Use vegetation to help direct people away from sensitive areas, such as steep slopes.
Figure 1: A landscaping plan should include roads, buildings, topography and slope, shoreline, and vegetation.
|Remember to maintain an adequate turnaround area near your home for emergency vehicle access.|
Before beginning any landscaping or construction, check with your local zoning department for information on shoreland requirements including setbacks, permits, and building codes. Most ordinances restrict the total surface area that may be covered with impermeable materials. These include driveways, roofs, and patios.
This fact sheet is one of a series designed to assist shoreland property owners in protecting and preserving water quality. The series includes:
This series of fact sheets is a cooperative effort of the following agencies:
University of Minnesota Extension Service, University of Minnesota
College of Natural Resources, University of Minnesota
Water Plan Coordinators of the Arrowhead counties
Minnesota Board of Water and Soil Resources
Minnesota Department of Health
Minnesota Department of Natural Resources, Division of Fish and Wildlife,
Division of Waters, Division of Forestry
Minnesota Pollution Control Agency
Minnesota Sea Grant Extension Program
Mississippi Headwaters Board
St. Louis County Health Department, Environmental Services Division
Soil and Water Conservation Districts of the Arrowhead counties
Natural Resources Conservation Services
Environmental Protection Agency
Western Lake Superior Sanitary District
These publications may be photocopied for local distribution. The addition of commercial names, products, or identifiers is not permitted. please do not add or delete any text material without contacting:
You may add information about contact persons or regulations specific to your county, region, or lake association.
University of Minnesota Extension Store St Paul, MN 55108-6069 612-625-8173
Produced by the Arrowhead Water Quality Team, a cooperative effort of Carlton, Cook, Itasca, Koochiching, Lake, and St. Louis counties and state and federal agencies. All publicly funded agencies involved are committed to equal opportunity education, service, and employment.
In accordance with the Americans with Disabilities Act, this material is available in alternative formats upon request.
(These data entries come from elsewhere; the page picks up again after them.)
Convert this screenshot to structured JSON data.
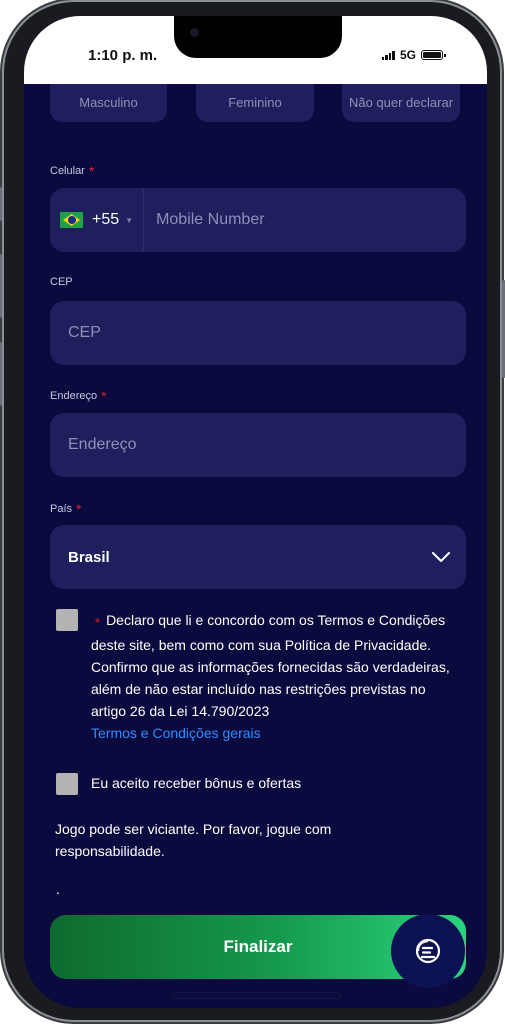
{
  "status_bar": {
    "time": "1:10 p. m.",
    "network": "5G"
  },
  "gender": {
    "options": [
      "Masculino",
      "Feminino",
      "Não quer declarar"
    ]
  },
  "phone": {
    "label": "Celular",
    "dial_code": "+55",
    "placeholder": "Mobile Number"
  },
  "cep": {
    "label": "CEP",
    "placeholder": "CEP"
  },
  "address": {
    "label": "Endereço",
    "placeholder": "Endereço"
  },
  "country": {
    "label": "País",
    "value": "Brasil"
  },
  "terms": {
    "text": "Declaro que li e concordo com os Termos e Condições deste site, bem como com sua Política de Privacidade. Confirmo que as informações fornecidas são verdadeiras, além de não estar incluído nas restrições previstas no artigo 26 da Lei 14.790/2023",
    "link": "Termos e Condições gerais"
  },
  "bonus": {
    "text": "Eu aceito receber bônus e ofertas"
  },
  "warning": "Jogo pode ser viciante. Por favor, jogue com responsabilidade.",
  "footer_dot": ".",
  "submit_label": "Finalizar",
  "required_mark": "*",
  "colors": {
    "background": "#0b0a3e",
    "field": "#1e1f5c",
    "required": "#e0202a",
    "link": "#2e8cff",
    "button_start": "#0f6a2e",
    "button_end": "#2bd47e"
  },
  "icons": {
    "country_flag": "brazil-flag-icon",
    "select": "chevron-down-icon",
    "fab": "chat-support-icon"
  }
}
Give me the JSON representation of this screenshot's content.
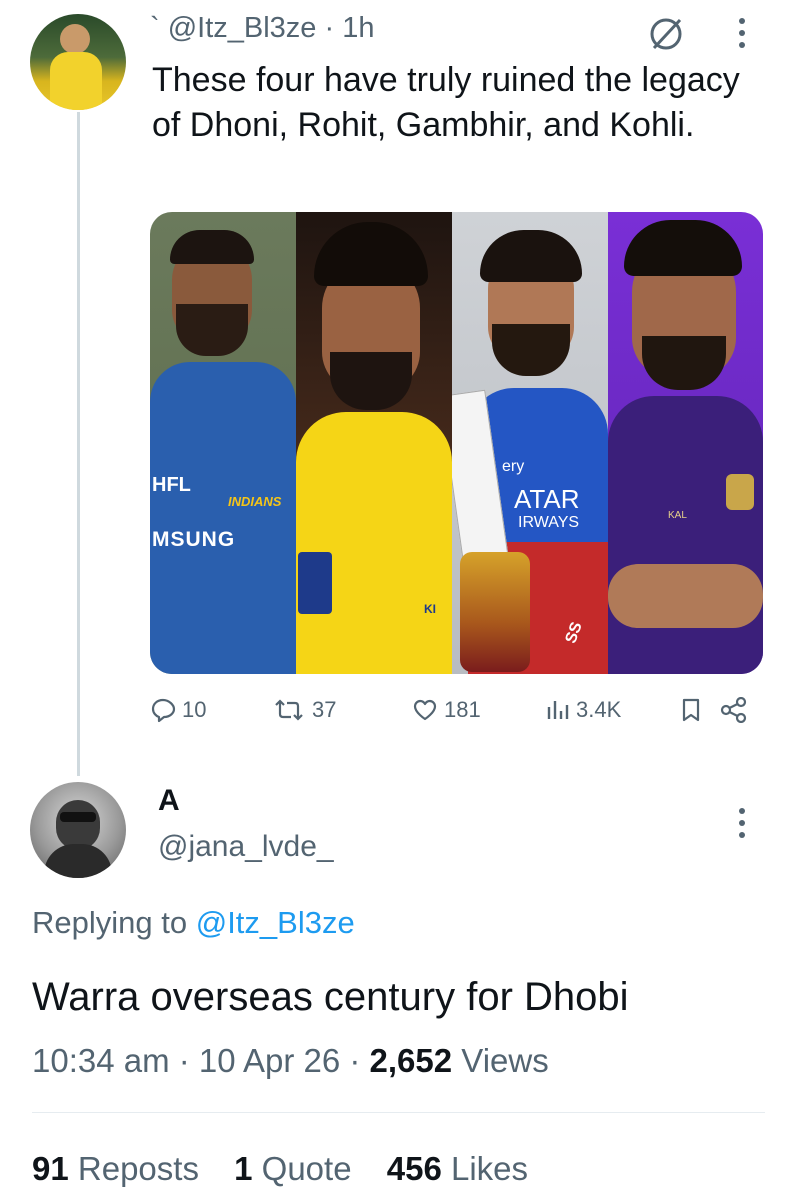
{
  "parent_tweet": {
    "handle": "` @Itz_Bl3ze · 1h",
    "text": "These four have truly ruined the legacy of Dhoni, Rohit, Gambhir, and Kohli.",
    "media_jersey_text": [
      "HFL",
      "INDIANS",
      "MSUNG",
      "ery",
      "ATAR",
      "IRWAYS",
      "KI",
      "SS",
      "KAL"
    ],
    "actions": {
      "replies": "10",
      "reposts": "37",
      "likes": "181",
      "views": "3.4K"
    }
  },
  "reply_tweet": {
    "display_name": "A",
    "handle": "@jana_lvde_",
    "replying_prefix": "Replying to ",
    "replying_to": "@Itz_Bl3ze",
    "text": "Warra overseas century for Dhobi",
    "time": "10:34 am · 10 Apr 26 · ",
    "views_count": "2,652",
    "views_label": " Views"
  },
  "stats": {
    "reposts_count": "91",
    "reposts_label": " Reposts",
    "quote_count": "1",
    "quote_label": " Quote",
    "likes_count": "456",
    "likes_label": " Likes"
  },
  "colors": {
    "link": "#1d9bf0",
    "secondary_text": "#536471",
    "primary_text": "#0f1419"
  },
  "icons": [
    "grok-icon",
    "more-icon",
    "reply-icon",
    "repost-icon",
    "like-icon",
    "views-icon",
    "bookmark-icon",
    "share-icon"
  ]
}
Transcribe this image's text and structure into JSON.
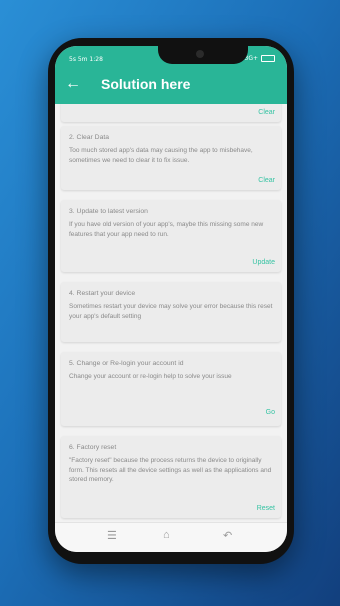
{
  "statusbar": {
    "time": "5s 5m 1:28",
    "signal": "3G+",
    "battery": ""
  },
  "appbar": {
    "title": "Solution here",
    "back_icon": "arrow-left-icon"
  },
  "cards": [
    {
      "title": "",
      "desc": "",
      "action": "Clear"
    },
    {
      "title": "2. Clear Data",
      "desc": "Too much stored app's data may causing the app to misbehave, sometimes we need to clear it to fix issue.",
      "action": "Clear"
    },
    {
      "title": "3. Update to latest version",
      "desc": "If you have old version of your app's, maybe this missing some new features that your app need to run.",
      "action": "Update"
    },
    {
      "title": "4. Restart your device",
      "desc": "Sometimes restart your device may solve your error because this reset your app's default setting",
      "action": ""
    },
    {
      "title": "5. Change or Re-login your account id",
      "desc": "Change your account or re-login help to solve your issue",
      "action": "Go"
    },
    {
      "title": "6. Factory reset",
      "desc": "\"Factory reset\" because the process returns the device to originally form. This resets all the device settings as well as the applications and stored memory.",
      "action": "Reset"
    }
  ],
  "navbar": {
    "menu_icon": "menu-icon",
    "home_icon": "home-icon",
    "back_icon": "back-icon"
  },
  "colors": {
    "accent": "#29b597",
    "action": "#36c3a3"
  }
}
Please contact your University of Minnesota Extension office or the Extension Store at (800) 876-8636.